## PROVIDED RECORDS
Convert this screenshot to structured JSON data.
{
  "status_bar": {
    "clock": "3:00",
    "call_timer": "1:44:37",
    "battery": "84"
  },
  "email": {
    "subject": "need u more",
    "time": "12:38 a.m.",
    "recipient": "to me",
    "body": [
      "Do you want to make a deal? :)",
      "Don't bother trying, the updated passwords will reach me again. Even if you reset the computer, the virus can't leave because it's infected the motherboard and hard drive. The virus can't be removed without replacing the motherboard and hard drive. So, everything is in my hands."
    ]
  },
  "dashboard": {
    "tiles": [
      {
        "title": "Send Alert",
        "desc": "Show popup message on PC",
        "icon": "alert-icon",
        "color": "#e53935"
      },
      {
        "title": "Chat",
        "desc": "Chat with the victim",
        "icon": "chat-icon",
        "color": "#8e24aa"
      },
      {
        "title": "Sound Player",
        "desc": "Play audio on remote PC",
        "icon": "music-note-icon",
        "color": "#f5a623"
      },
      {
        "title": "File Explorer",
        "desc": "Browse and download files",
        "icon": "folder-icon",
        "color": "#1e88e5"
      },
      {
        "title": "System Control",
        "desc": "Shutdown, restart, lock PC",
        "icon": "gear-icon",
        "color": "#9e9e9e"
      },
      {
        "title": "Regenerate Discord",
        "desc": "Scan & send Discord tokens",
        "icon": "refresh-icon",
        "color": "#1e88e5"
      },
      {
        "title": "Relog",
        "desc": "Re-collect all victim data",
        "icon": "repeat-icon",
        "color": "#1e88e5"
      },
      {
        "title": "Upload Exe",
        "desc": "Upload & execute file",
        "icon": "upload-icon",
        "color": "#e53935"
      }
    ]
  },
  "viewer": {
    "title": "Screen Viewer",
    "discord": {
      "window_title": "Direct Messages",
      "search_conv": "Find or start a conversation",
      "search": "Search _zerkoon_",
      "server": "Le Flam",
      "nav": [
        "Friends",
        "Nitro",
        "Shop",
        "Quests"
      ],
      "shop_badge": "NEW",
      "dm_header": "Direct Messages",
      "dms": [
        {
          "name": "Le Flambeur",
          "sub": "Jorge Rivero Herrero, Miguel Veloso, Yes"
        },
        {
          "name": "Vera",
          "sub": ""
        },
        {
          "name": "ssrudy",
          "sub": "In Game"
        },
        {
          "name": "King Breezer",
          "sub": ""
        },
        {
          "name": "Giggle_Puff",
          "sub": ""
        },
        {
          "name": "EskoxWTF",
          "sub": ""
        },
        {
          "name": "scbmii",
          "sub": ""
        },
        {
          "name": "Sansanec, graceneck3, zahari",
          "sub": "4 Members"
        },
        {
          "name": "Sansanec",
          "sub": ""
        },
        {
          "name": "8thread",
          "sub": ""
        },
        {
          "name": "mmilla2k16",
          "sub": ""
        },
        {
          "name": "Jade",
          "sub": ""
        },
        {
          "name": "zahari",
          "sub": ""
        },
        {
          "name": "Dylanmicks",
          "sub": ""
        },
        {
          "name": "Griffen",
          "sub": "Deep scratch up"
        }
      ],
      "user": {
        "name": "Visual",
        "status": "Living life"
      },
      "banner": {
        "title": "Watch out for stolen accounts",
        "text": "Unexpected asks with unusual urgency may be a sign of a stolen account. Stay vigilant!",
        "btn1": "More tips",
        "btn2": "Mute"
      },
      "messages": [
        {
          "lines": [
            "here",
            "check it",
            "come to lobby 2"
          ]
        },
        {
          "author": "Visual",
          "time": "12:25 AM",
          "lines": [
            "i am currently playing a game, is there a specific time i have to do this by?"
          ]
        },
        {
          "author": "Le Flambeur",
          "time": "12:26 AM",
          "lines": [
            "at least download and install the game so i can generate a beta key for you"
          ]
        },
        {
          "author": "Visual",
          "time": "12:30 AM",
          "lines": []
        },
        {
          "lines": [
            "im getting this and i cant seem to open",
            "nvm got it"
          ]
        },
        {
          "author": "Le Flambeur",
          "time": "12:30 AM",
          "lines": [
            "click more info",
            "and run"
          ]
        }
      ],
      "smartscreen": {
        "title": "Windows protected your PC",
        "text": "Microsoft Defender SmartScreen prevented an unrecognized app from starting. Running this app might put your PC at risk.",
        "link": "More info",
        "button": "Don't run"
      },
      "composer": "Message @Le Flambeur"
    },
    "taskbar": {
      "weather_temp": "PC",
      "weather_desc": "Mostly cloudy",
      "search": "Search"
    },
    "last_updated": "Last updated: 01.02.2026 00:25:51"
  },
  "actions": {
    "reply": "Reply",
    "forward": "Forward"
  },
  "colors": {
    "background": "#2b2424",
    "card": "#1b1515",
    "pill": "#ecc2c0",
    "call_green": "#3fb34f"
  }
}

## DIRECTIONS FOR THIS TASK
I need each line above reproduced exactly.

## PROBLEM SOLUTION
Convert this screenshot to structured JSON data.
{
  "status_bar": {
    "clock": "3:00",
    "call_timer": "1:44:37",
    "battery": "84"
  },
  "email": {
    "subject": "need u more",
    "time": "12:38 a.m.",
    "recipient": "to me",
    "body": [
      "Do you want to make a deal? :)",
      "Don't bother trying, the updated passwords will reach me again. Even if you reset the computer, the virus can't leave because it's infected the motherboard and hard drive. The virus can't be removed without replacing the motherboard and hard drive. So, everything is in my hands."
    ]
  },
  "dashboard": {
    "tiles": [
      {
        "title": "Send Alert",
        "desc": "Show popup message on PC",
        "icon": "alert-icon",
        "color": "#e53935"
      },
      {
        "title": "Chat",
        "desc": "Chat with the victim",
        "icon": "chat-icon",
        "color": "#8e24aa"
      },
      {
        "title": "Sound Player",
        "desc": "Play audio on remote PC",
        "icon": "music-note-icon",
        "color": "#f5a623"
      },
      {
        "title": "File Explorer",
        "desc": "Browse and download files",
        "icon": "folder-icon",
        "color": "#1e88e5"
      },
      {
        "title": "System Control",
        "desc": "Shutdown, restart, lock PC",
        "icon": "gear-icon",
        "color": "#9e9e9e"
      },
      {
        "title": "Regenerate Discord",
        "desc": "Scan & send Discord tokens",
        "icon": "refresh-icon",
        "color": "#1e88e5"
      },
      {
        "title": "Relog",
        "desc": "Re-collect all victim data",
        "icon": "repeat-icon",
        "color": "#1e88e5"
      },
      {
        "title": "Upload Exe",
        "desc": "Upload & execute file",
        "icon": "upload-icon",
        "color": "#e53935"
      }
    ]
  },
  "viewer": {
    "title": "Screen Viewer",
    "discord": {
      "window_title": "Direct Messages",
      "search_conv": "Find or start a conversation",
      "search": "Search _zerkoon_",
      "server": "Le Flam",
      "nav": [
        "Friends",
        "Nitro",
        "Shop",
        "Quests"
      ],
      "shop_badge": "NEW",
      "dm_header": "Direct Messages",
      "dms": [
        {
          "name": "Le Flambeur",
          "sub": "Jorge Rivero Herrero, Miguel Veloso, Yes"
        },
        {
          "name": "Vera",
          "sub": ""
        },
        {
          "name": "ssrudy",
          "sub": "In Game"
        },
        {
          "name": "King Breezer",
          "sub": ""
        },
        {
          "name": "Giggle_Puff",
          "sub": ""
        },
        {
          "name": "EskoxWTF",
          "sub": ""
        },
        {
          "name": "scbmii",
          "sub": ""
        },
        {
          "name": "Sansanec, graceneck3, zahari",
          "sub": "4 Members"
        },
        {
          "name": "Sansanec",
          "sub": ""
        },
        {
          "name": "8thread",
          "sub": ""
        },
        {
          "name": "mmilla2k16",
          "sub": ""
        },
        {
          "name": "Jade",
          "sub": ""
        },
        {
          "name": "zahari",
          "sub": ""
        },
        {
          "name": "Dylanmicks",
          "sub": ""
        },
        {
          "name": "Griffen",
          "sub": "Deep scratch up"
        }
      ],
      "user": {
        "name": "Visual",
        "status": "Living life"
      },
      "banner": {
        "title": "Watch out for stolen accounts",
        "text": "Unexpected asks with unusual urgency may be a sign of a stolen account. Stay vigilant!",
        "btn1": "More tips",
        "btn2": "Mute"
      },
      "messages": [
        {
          "lines": [
            "here",
            "check it",
            "come to lobby 2"
          ]
        },
        {
          "author": "Visual",
          "time": "12:25 AM",
          "lines": [
            "i am currently playing a game, is there a specific time i have to do this by?"
          ]
        },
        {
          "author": "Le Flambeur",
          "time": "12:26 AM",
          "lines": [
            "at least download and install the game so i can generate a beta key for you"
          ]
        },
        {
          "author": "Visual",
          "time": "12:30 AM",
          "lines": []
        },
        {
          "lines": [
            "im getting this and i cant seem to open",
            "nvm got it"
          ]
        },
        {
          "author": "Le Flambeur",
          "time": "12:30 AM",
          "lines": [
            "click more info",
            "and run"
          ]
        }
      ],
      "smartscreen": {
        "title": "Windows protected your PC",
        "text": "Microsoft Defender SmartScreen prevented an unrecognized app from starting. Running this app might put your PC at risk.",
        "link": "More info",
        "button": "Don't run"
      },
      "composer": "Message @Le Flambeur"
    },
    "taskbar": {
      "weather_temp": "PC",
      "weather_desc": "Mostly cloudy",
      "search": "Search"
    },
    "last_updated": "Last updated: 01.02.2026 00:25:51"
  },
  "actions": {
    "reply": "Reply",
    "forward": "Forward"
  },
  "colors": {
    "background": "#2b2424",
    "card": "#1b1515",
    "pill": "#ecc2c0",
    "call_green": "#3fb34f"
  }
}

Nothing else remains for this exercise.